**Task brief:** Sort through the material below and copy each line with "glyph".

----

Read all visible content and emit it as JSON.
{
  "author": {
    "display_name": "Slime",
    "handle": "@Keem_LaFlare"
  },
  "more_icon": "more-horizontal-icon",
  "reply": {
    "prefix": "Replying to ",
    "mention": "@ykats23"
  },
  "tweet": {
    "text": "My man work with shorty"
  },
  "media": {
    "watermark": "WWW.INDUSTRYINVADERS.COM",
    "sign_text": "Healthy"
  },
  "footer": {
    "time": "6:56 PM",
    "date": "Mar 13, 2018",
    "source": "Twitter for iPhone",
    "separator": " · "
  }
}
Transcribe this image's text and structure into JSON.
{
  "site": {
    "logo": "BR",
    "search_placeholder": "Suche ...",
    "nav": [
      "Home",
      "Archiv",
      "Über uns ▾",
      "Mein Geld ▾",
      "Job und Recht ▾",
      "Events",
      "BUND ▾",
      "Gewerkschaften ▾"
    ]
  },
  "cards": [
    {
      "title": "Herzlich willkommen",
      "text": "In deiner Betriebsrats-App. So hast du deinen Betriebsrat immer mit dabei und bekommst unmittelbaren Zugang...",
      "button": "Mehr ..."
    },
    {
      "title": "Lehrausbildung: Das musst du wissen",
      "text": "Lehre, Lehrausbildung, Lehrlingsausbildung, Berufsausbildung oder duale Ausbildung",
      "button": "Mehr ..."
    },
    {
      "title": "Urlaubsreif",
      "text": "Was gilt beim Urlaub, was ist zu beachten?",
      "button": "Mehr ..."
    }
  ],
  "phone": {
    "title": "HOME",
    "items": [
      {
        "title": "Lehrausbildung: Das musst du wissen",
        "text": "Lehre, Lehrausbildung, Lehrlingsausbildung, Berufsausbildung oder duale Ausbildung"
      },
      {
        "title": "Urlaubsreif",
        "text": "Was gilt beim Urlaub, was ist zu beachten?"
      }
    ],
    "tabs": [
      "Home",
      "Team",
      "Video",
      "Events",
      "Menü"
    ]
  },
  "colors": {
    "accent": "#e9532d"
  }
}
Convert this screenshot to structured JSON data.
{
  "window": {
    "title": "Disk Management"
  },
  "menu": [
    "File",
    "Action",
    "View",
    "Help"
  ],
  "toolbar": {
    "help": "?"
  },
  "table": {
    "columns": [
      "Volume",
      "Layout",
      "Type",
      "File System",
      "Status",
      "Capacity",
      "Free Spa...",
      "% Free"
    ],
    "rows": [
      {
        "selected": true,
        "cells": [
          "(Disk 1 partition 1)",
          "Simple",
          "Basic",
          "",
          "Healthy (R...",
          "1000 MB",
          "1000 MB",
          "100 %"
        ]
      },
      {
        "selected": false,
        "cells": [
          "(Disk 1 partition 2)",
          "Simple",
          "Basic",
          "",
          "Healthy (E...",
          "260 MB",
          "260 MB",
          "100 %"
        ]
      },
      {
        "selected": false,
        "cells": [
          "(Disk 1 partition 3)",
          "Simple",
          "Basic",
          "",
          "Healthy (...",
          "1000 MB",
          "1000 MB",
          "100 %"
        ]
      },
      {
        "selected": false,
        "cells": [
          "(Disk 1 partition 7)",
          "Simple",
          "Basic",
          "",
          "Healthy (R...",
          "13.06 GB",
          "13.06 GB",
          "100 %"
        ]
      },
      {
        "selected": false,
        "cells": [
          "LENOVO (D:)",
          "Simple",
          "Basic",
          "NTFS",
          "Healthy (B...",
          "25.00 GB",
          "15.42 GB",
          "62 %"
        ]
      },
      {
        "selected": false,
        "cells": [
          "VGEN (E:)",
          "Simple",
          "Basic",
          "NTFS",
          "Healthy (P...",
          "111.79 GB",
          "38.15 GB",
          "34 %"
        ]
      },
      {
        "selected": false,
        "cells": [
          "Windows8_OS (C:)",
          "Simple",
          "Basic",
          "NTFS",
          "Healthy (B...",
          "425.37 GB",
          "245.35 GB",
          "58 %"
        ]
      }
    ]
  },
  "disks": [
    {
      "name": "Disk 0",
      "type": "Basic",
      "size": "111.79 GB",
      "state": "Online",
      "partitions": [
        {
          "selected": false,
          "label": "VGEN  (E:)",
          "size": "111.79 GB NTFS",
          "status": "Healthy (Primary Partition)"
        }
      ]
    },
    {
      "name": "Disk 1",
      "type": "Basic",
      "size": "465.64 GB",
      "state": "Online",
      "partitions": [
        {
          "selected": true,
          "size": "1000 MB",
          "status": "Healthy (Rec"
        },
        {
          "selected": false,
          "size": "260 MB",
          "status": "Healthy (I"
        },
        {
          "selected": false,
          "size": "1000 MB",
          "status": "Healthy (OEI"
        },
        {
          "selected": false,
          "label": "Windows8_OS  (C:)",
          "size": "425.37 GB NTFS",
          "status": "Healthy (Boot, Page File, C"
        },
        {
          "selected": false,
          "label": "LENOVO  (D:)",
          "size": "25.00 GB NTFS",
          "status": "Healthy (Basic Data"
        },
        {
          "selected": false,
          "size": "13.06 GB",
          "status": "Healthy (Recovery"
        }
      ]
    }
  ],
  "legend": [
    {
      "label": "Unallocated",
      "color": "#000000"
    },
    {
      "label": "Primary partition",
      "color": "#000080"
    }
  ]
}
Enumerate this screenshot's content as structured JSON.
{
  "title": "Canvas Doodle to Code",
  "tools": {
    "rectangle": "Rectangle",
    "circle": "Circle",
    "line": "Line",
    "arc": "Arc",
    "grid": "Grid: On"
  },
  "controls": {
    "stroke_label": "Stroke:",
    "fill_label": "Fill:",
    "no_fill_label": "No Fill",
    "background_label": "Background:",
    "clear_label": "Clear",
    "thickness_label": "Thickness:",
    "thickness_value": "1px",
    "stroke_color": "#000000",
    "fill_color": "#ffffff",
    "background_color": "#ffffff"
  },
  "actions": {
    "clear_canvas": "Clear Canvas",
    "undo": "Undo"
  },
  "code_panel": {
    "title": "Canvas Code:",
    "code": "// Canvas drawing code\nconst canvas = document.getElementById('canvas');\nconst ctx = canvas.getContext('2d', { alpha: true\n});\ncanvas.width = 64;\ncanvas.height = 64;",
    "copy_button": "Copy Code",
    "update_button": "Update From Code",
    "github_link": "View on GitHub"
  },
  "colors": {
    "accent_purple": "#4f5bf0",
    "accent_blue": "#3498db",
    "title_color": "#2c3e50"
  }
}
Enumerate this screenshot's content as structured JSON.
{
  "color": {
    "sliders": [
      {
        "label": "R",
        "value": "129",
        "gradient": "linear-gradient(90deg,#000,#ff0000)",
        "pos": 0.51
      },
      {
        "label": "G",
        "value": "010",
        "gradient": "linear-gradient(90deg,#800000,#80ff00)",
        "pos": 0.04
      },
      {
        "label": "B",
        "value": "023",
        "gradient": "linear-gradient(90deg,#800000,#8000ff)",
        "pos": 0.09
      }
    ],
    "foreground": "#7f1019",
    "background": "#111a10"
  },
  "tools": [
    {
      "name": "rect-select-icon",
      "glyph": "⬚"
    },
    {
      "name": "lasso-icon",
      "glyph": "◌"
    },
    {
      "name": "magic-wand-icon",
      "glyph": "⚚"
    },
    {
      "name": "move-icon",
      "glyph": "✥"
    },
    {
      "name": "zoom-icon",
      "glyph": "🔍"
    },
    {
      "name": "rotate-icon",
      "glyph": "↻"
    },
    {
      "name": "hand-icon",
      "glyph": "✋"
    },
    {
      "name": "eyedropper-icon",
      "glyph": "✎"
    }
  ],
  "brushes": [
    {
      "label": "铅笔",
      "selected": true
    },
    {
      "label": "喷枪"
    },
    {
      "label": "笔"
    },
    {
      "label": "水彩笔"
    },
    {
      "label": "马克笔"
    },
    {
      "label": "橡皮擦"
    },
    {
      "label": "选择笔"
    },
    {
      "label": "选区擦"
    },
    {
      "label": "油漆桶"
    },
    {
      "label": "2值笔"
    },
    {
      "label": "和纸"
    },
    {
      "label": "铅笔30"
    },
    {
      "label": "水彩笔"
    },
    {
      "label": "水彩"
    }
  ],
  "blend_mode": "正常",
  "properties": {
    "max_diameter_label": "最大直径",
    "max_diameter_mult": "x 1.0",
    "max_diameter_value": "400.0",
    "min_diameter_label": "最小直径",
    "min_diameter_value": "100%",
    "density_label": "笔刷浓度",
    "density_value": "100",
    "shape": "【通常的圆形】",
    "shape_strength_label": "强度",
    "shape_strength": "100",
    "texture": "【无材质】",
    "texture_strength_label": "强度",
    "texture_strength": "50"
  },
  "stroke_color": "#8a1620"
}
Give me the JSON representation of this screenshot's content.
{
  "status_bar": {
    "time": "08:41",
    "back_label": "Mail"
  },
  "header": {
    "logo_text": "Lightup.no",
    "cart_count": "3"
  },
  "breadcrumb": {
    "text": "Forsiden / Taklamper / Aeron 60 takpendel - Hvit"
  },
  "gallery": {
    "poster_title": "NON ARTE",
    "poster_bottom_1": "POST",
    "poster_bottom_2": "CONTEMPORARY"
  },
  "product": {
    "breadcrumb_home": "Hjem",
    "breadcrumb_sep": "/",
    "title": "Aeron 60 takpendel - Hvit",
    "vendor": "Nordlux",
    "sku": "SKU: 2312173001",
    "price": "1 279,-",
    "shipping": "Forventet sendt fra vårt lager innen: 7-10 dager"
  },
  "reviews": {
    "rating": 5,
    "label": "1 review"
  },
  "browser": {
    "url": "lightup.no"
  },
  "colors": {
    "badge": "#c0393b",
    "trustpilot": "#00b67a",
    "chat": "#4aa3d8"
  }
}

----

**Exercise solution:**
      "glyph": "⬚"
      "glyph": "◌"
      "glyph": "⚚"
      "glyph": "✥"
      "glyph": "🔍"
      "glyph": "↻"
      "glyph": "✋"
      "glyph": "✎"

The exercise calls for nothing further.